--- START ---

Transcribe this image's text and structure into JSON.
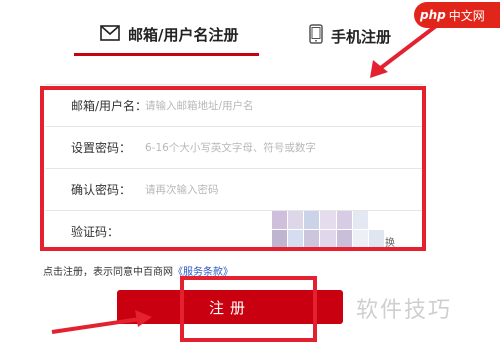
{
  "tabs": {
    "email": {
      "label": "邮箱/用户名注册",
      "icon": "mail-icon"
    },
    "phone": {
      "label": "手机注册",
      "icon": "phone-icon"
    }
  },
  "form": {
    "fields": [
      {
        "label": "邮箱/用户名：",
        "placeholder": "请输入邮箱地址/用户名"
      },
      {
        "label": "设置密码：",
        "placeholder": "6-16个大小写英文字母、符号或数字"
      },
      {
        "label": "确认密码：",
        "placeholder": "请再次输入密码"
      },
      {
        "label": "验证码：",
        "placeholder": ""
      }
    ],
    "captcha_refresh": "换"
  },
  "agreement": {
    "text": "点击注册，表示同意中百商网",
    "link": "《服务条款》"
  },
  "register_button": {
    "label": "注册"
  },
  "watermark": {
    "php_logo_prefix": "php",
    "php_logo_text": "中文网",
    "caption": "软件技巧"
  },
  "colors": {
    "brand_red": "#c9000f",
    "highlight_red": "#e3212f",
    "link_blue": "#2a56c6"
  }
}
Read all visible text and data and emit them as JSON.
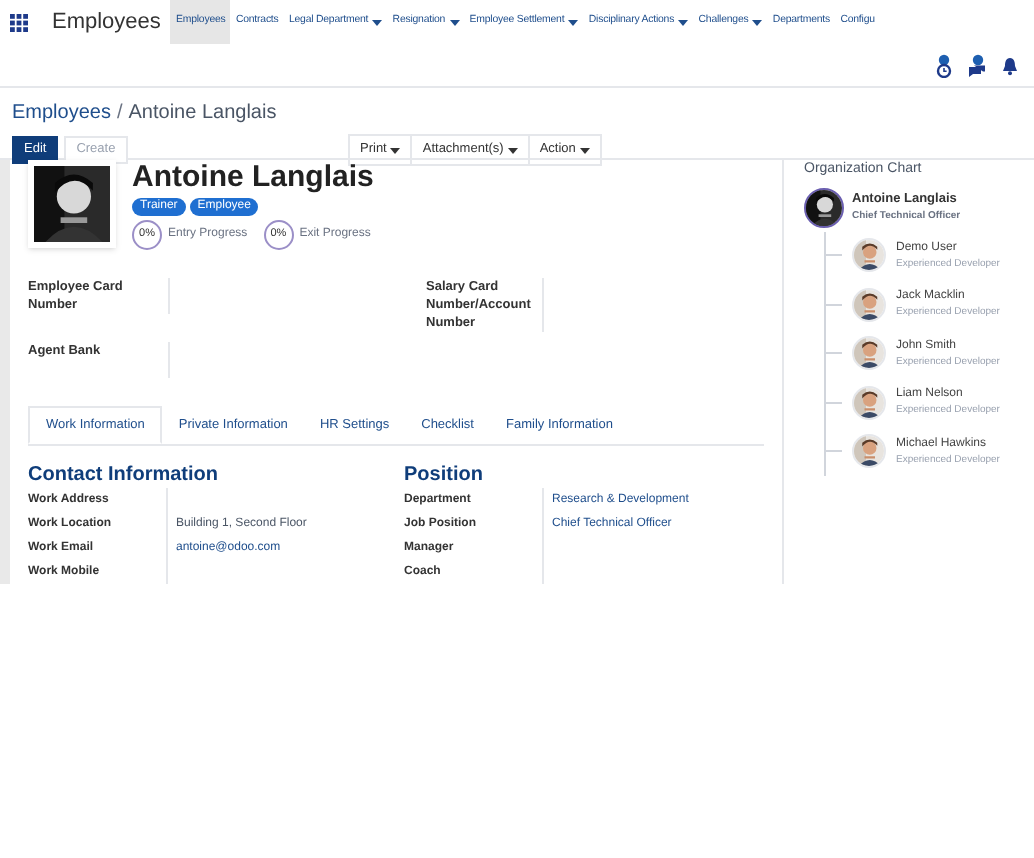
{
  "app_title": "Employees",
  "nav": [
    {
      "label": "Employees",
      "selected": true,
      "dropdown": false
    },
    {
      "label": "Contracts",
      "selected": false,
      "dropdown": false
    },
    {
      "label": "Legal Department",
      "selected": false,
      "dropdown": true
    },
    {
      "label": "Resignation",
      "selected": false,
      "dropdown": true
    },
    {
      "label": "Employee Settlement",
      "selected": false,
      "dropdown": true
    },
    {
      "label": "Disciplinary Actions",
      "selected": false,
      "dropdown": true
    },
    {
      "label": "Challenges",
      "selected": false,
      "dropdown": true
    },
    {
      "label": "Departments",
      "selected": false,
      "dropdown": false
    },
    {
      "label": "Configu",
      "selected": false,
      "dropdown": false
    }
  ],
  "breadcrumb": {
    "parent": "Employees",
    "separator": "/",
    "current": "Antoine Langlais"
  },
  "buttons": [
    {
      "label": "Edit",
      "kind": "primary"
    },
    {
      "label": "Create",
      "kind": "secondary"
    }
  ],
  "actions": [
    {
      "label": "Print"
    },
    {
      "label": "Attachment(s)"
    },
    {
      "label": "Action"
    }
  ],
  "employee": {
    "name": "Antoine Langlais",
    "tags": [
      "Trainer",
      "Employee"
    ],
    "progress": [
      {
        "value": "0%",
        "label": "Entry Progress"
      },
      {
        "value": "0%",
        "label": "Exit Progress"
      }
    ]
  },
  "fields_left": [
    {
      "label": "Employee Card Number"
    },
    {
      "label": "Agent Bank"
    }
  ],
  "fields_right": [
    {
      "label": "Salary Card Number/Account Number"
    }
  ],
  "tabs": [
    {
      "label": "Work Information",
      "selected": true
    },
    {
      "label": "Private Information",
      "selected": false
    },
    {
      "label": "HR Settings",
      "selected": false
    },
    {
      "label": "Checklist",
      "selected": false
    },
    {
      "label": "Family Information",
      "selected": false
    }
  ],
  "contact": {
    "title": "Contact Information",
    "rows": [
      {
        "label": "Work Address"
      },
      {
        "label": "Work Location",
        "value": "Building 1, Second Floor",
        "link": false
      },
      {
        "label": "Work Email",
        "value": "antoine@odoo.com",
        "link": true
      },
      {
        "label": "Work Mobile"
      }
    ]
  },
  "position": {
    "title": "Position",
    "rows": [
      {
        "label": "Department",
        "value": "Research & Development",
        "link": true
      },
      {
        "label": "Job Position",
        "value": "Chief Technical Officer",
        "link": true
      },
      {
        "label": "Manager"
      },
      {
        "label": "Coach"
      }
    ]
  },
  "org_chart": {
    "title": "Organization Chart",
    "self": {
      "name": "Antoine Langlais",
      "role": "Chief Technical Officer"
    },
    "reports": [
      {
        "name": "Demo User",
        "role": "Experienced Developer"
      },
      {
        "name": "Jack Macklin",
        "role": "Experienced Developer"
      },
      {
        "name": "John Smith",
        "role": "Experienced Developer"
      },
      {
        "name": "Liam Nelson",
        "role": "Experienced Developer"
      },
      {
        "name": "Michael Hawkins",
        "role": "Experienced Developer"
      }
    ]
  }
}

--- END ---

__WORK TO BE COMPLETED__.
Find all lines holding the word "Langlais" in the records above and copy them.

__SOLUTION__.
    "current": "Antoine Langlais"
    "name": "Antoine Langlais",
      "name": "Antoine Langlais",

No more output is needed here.